### GIVEN INFORMATION

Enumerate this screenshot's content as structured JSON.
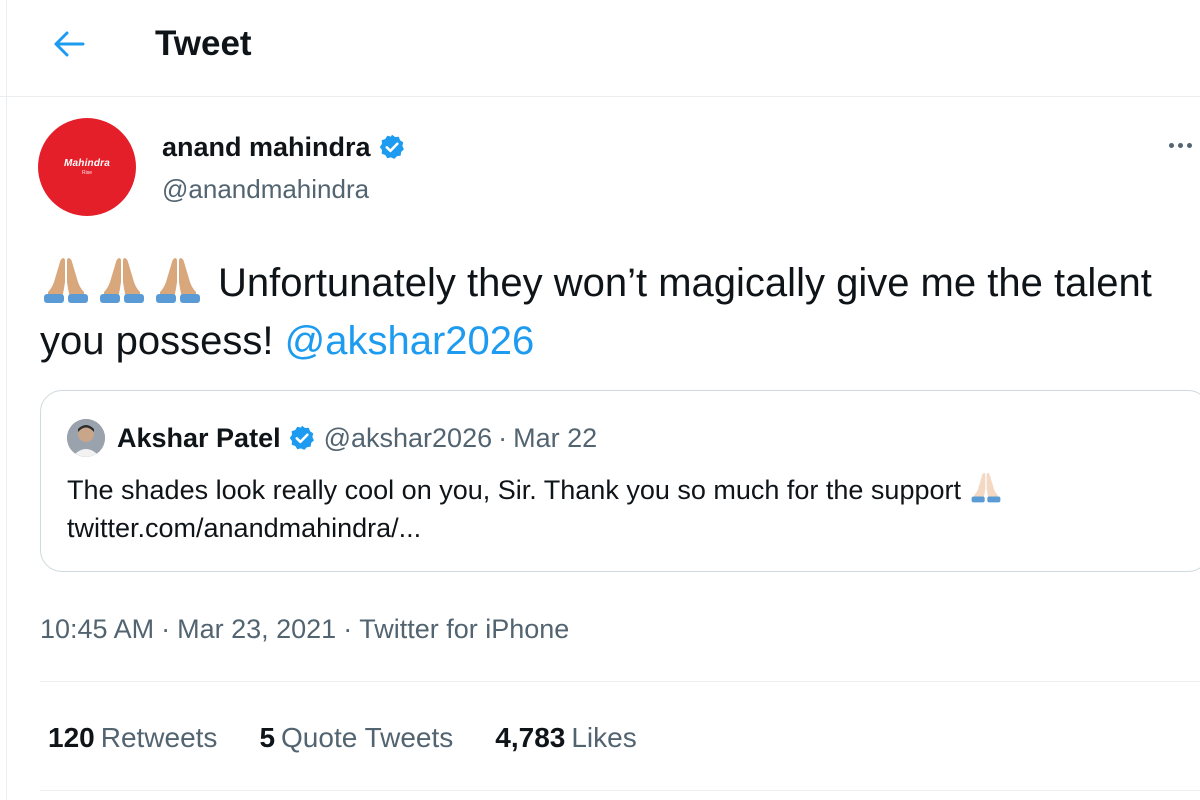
{
  "header": {
    "title": "Tweet",
    "back_icon": "arrow-left-icon"
  },
  "author": {
    "name": "anand mahindra",
    "handle": "@anandmahindra",
    "verified": true,
    "avatar_logo_text": "Mahindra",
    "avatar_logo_sub": "Rise"
  },
  "tweet": {
    "emojis": [
      "🙏",
      "🙏",
      "🙏"
    ],
    "text": "Unfortunately they won’t magically give me the talent you possess!",
    "mention": "@akshar2026"
  },
  "quote": {
    "name": "Akshar Patel",
    "handle": "@akshar2026",
    "separator": "·",
    "date": "Mar 22",
    "text": "The shades look really cool on you, Sir. Thank you so much for the support",
    "link": "twitter.com/anandmahindra/..."
  },
  "meta": {
    "time": "10:45 AM",
    "date": "Mar 23, 2021",
    "source": "Twitter for iPhone",
    "separator": "·"
  },
  "stats": {
    "retweets_count": "120",
    "retweets_label": "Retweets",
    "quotes_count": "5",
    "quotes_label": "Quote Tweets",
    "likes_count": "4,783",
    "likes_label": "Likes"
  },
  "colors": {
    "accent": "#1d9bf0",
    "text": "#0f1419",
    "secondary": "#536471",
    "border": "#cfd9de",
    "brand_red": "#e51f2a"
  }
}
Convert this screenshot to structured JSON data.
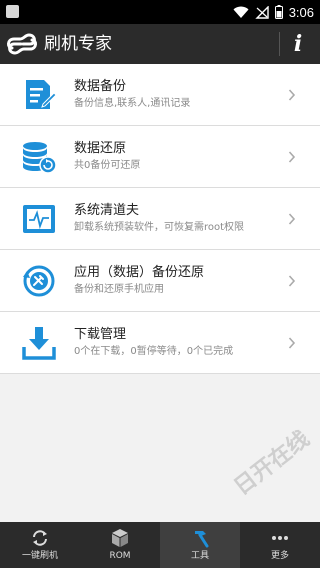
{
  "status_bar": {
    "time": "3:06",
    "icons": [
      "notification-icon",
      "wifi-icon",
      "no-sim-icon",
      "battery-icon"
    ]
  },
  "app_bar": {
    "title": "刷机专家",
    "logo": "app-logo-icon",
    "info_label": "i"
  },
  "menu": {
    "items": [
      {
        "title": "数据备份",
        "subtitle": "备份信息,联系人,通讯记录",
        "icon": "document-edit-icon"
      },
      {
        "title": "数据还原",
        "subtitle": "共0备份可还原",
        "icon": "database-restore-icon"
      },
      {
        "title": "系统清道夫",
        "subtitle": "卸载系统预装软件，可恢复需root权限",
        "icon": "system-monitor-icon"
      },
      {
        "title": "应用（数据）备份还原",
        "subtitle": "备份和还原手机应用",
        "icon": "app-backup-icon"
      },
      {
        "title": "下载管理",
        "subtitle": "0个在下载，0暂停等待，0个已完成",
        "icon": "download-icon"
      }
    ]
  },
  "bottom_nav": {
    "tabs": [
      {
        "label": "一键刷机",
        "icon": "refresh-icon",
        "active": false
      },
      {
        "label": "ROM",
        "icon": "cube-icon",
        "active": false
      },
      {
        "label": "工具",
        "icon": "hammer-icon",
        "active": true
      },
      {
        "label": "更多",
        "icon": "more-icon",
        "active": false
      }
    ]
  },
  "watermark": "日开在线",
  "colors": {
    "accent": "#1e8fd8",
    "app_bar": "#2b2b2b",
    "background": "#f2f2f2"
  }
}
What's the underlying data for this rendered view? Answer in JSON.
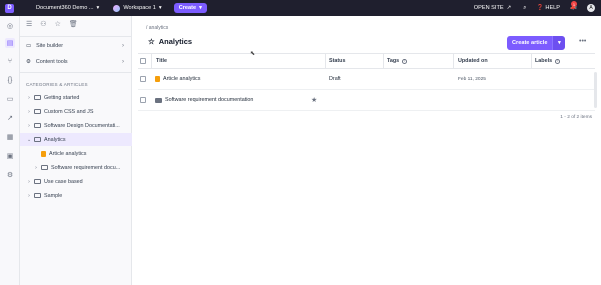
{
  "topbar": {
    "logo": "D",
    "project": "Document360 Demo ...",
    "workspace": "Workspace 1",
    "create": "Create",
    "open_site": "OPEN SITE",
    "help": "HELP",
    "notifications": "1",
    "avatar": "A",
    "accent": "#7c5cff"
  },
  "rail": {
    "icons": [
      "dashboard-icon",
      "documents-icon",
      "workflow-icon",
      "api-icon",
      "feedback-icon",
      "analytics-icon",
      "widgets-icon",
      "drive-icon",
      "settings-icon"
    ]
  },
  "sidebar": {
    "site_builder": "Site builder",
    "content_tools": "Content tools",
    "categories_label": "CATEGORIES & ARTICLES",
    "tree": [
      {
        "label": "Getting started",
        "type": "folder",
        "expanded": false
      },
      {
        "label": "Custom CSS and JS",
        "type": "folder",
        "expanded": false
      },
      {
        "label": "Software Design Documentati...",
        "type": "folder",
        "expanded": false
      },
      {
        "label": "Analytics",
        "type": "folder",
        "expanded": true,
        "selected": true
      },
      {
        "label": "Article analytics",
        "type": "article"
      },
      {
        "label": "Software requirement docu...",
        "type": "folder",
        "expanded": false
      },
      {
        "label": "Use case based",
        "type": "folder",
        "expanded": false
      },
      {
        "label": "Sample",
        "type": "folder",
        "expanded": false
      }
    ]
  },
  "main": {
    "breadcrumb": "/ analytics",
    "title": "Analytics",
    "create_article": "Create article",
    "columns": {
      "title": "Title",
      "status": "Status",
      "tags": "Tags",
      "updated": "Updated on",
      "labels": "Labels"
    },
    "rows": [
      {
        "title": "Article analytics",
        "type": "article",
        "status": "Draft",
        "updated": "Feb 11, 2025"
      },
      {
        "title": "Software requirement documentation",
        "type": "folder",
        "status": "",
        "updated": ""
      }
    ],
    "pager": "1 - 2 of 2 items"
  }
}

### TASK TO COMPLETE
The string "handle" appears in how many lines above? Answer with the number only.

### RESPONSE TO THE TASK
2